Then an operational structure must be put in place. Facilities are required to handle early operations in Mojave, Calif., and at Spaceport America in New Mexico. A team of exceptionally competent and skilled personnel to operate the spaceliners also are needed.

“And that’s going to cost money as well. I believe we’ll spend between $225 million and $250 million” to reach that operating point, Tai said, perhaps starting in 2009 but also depending on how the testing program goes.

There will be a Virgin Galactic cadre of spaceliner pilots. They are being drawn from Virgin’s network of airlines. “We pay top dollar. And that attracts some of the best pilots,” Tai said. Those selected for space travel duty will be picked after a meticulous training and preparation course.

“We’ll ensure that we get the best possible pilots. It’ll be a dreamy job,” Tai emphasized.

Passionate passengers

Tai speculates that hundreds of spaceships might be needed to handle passionate passengers from around the world who hunger for space travel.

Beyond the New Mexico spaceport — once the case for safety and turnaround time is made with the SpaceShipTwo system — perhaps semi-permanent facilities, even local municipal airports, could handle space travel operations, Tai suggested.

“It’s clearly a goal of Virgin Galactic of being a spaceline operator, not just for same-point-to-same-point space tourism,” Tai said. “We want to go point-to-point on the planet … with exceptional style and safety.”

Getting cheap access to low Earth orbit, Tai continued, will be leveraged from the ability to globally hop about. “That’s where the real market is. It will be done off the back of point-to-point … not off going straight to low Earth orbit.”

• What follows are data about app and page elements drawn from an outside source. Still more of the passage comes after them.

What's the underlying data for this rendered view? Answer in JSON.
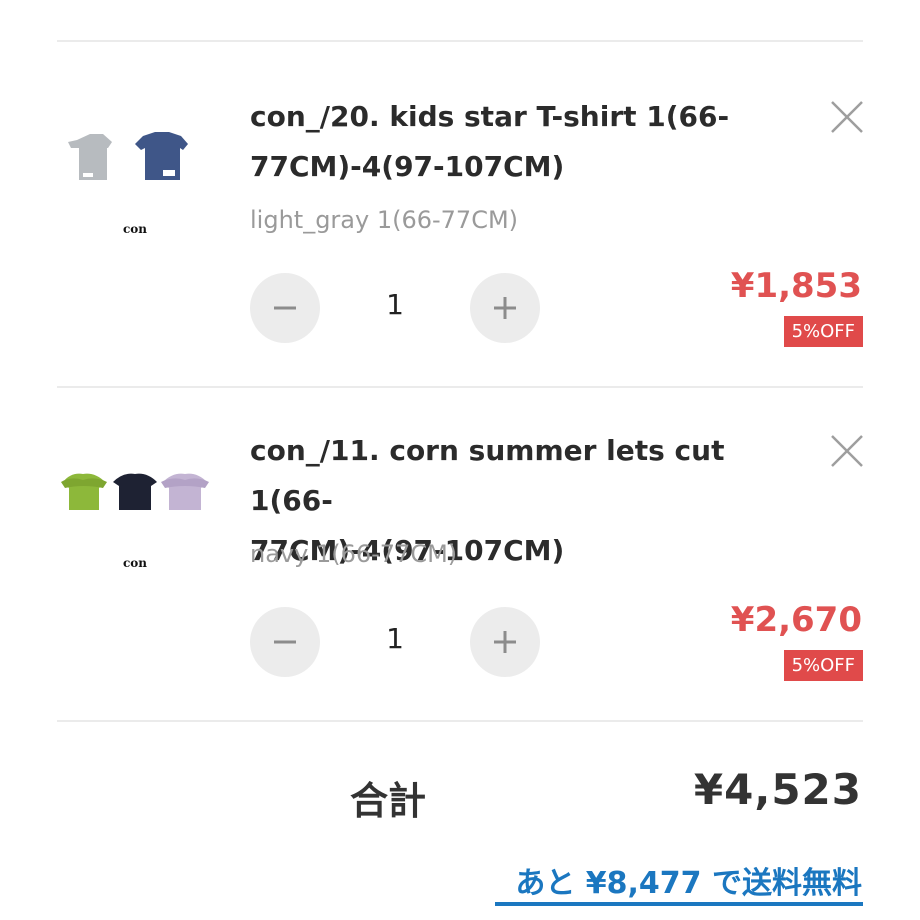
{
  "cart": {
    "items": [
      {
        "name_line1": "con_/20. kids star T-shirt 1(66-",
        "name_line2": "77CM)-4(97-107CM)",
        "variant": "light_gray 1(66-77CM)",
        "quantity": "1",
        "price": "¥1,853",
        "discount_badge": "5%OFF",
        "thumbnail_brand": "con"
      },
      {
        "name_line1": "con_/11. corn summer lets cut 1(66-",
        "name_line2": "77CM)-4(97-107CM)",
        "variant": "navy 1(66-77CM)",
        "quantity": "1",
        "price": "¥2,670",
        "discount_badge": "5%OFF",
        "thumbnail_brand": "con"
      }
    ],
    "total_label": "合計",
    "total_value": "¥4,523",
    "free_shipping_text": "あと ¥8,477 で送料無料"
  },
  "icons": {
    "remove": "close-icon",
    "decrement": "minus-icon",
    "increment": "plus-icon"
  },
  "colors": {
    "price": "#e05252",
    "badge": "#e04a4a",
    "link": "#1b77c0",
    "quantity_button": "#ececec"
  }
}
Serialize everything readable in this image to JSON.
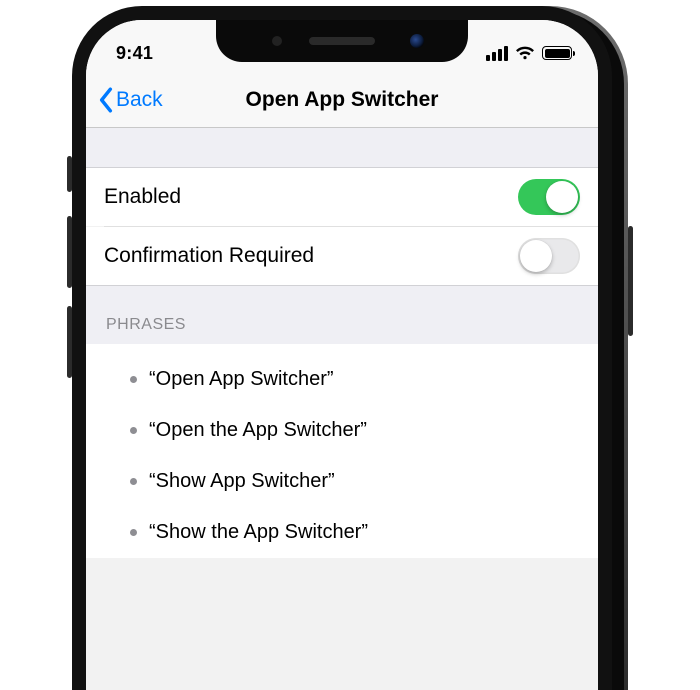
{
  "status": {
    "time": "9:41"
  },
  "nav": {
    "back_label": "Back",
    "title": "Open App Switcher"
  },
  "toggles": {
    "enabled": {
      "label": "Enabled",
      "value": true
    },
    "confirmation": {
      "label": "Confirmation Required",
      "value": false
    }
  },
  "phrases": {
    "header": "PHRASES",
    "items": [
      "Open App Switcher",
      "Open the App Switcher",
      "Show App Switcher",
      "Show the App Switcher"
    ]
  }
}
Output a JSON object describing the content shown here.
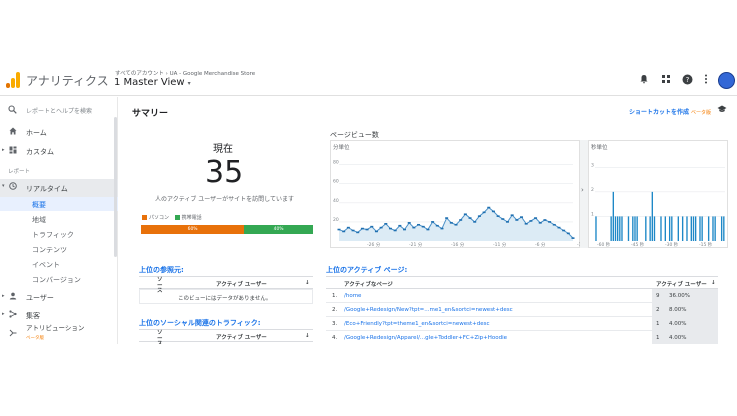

With that technology in hand, it is onward to orbital destinations, space hotel stopovers, and to the Moon and beyond, Tai said. “That’s the big step, to break free of the surly bonds of Earth.”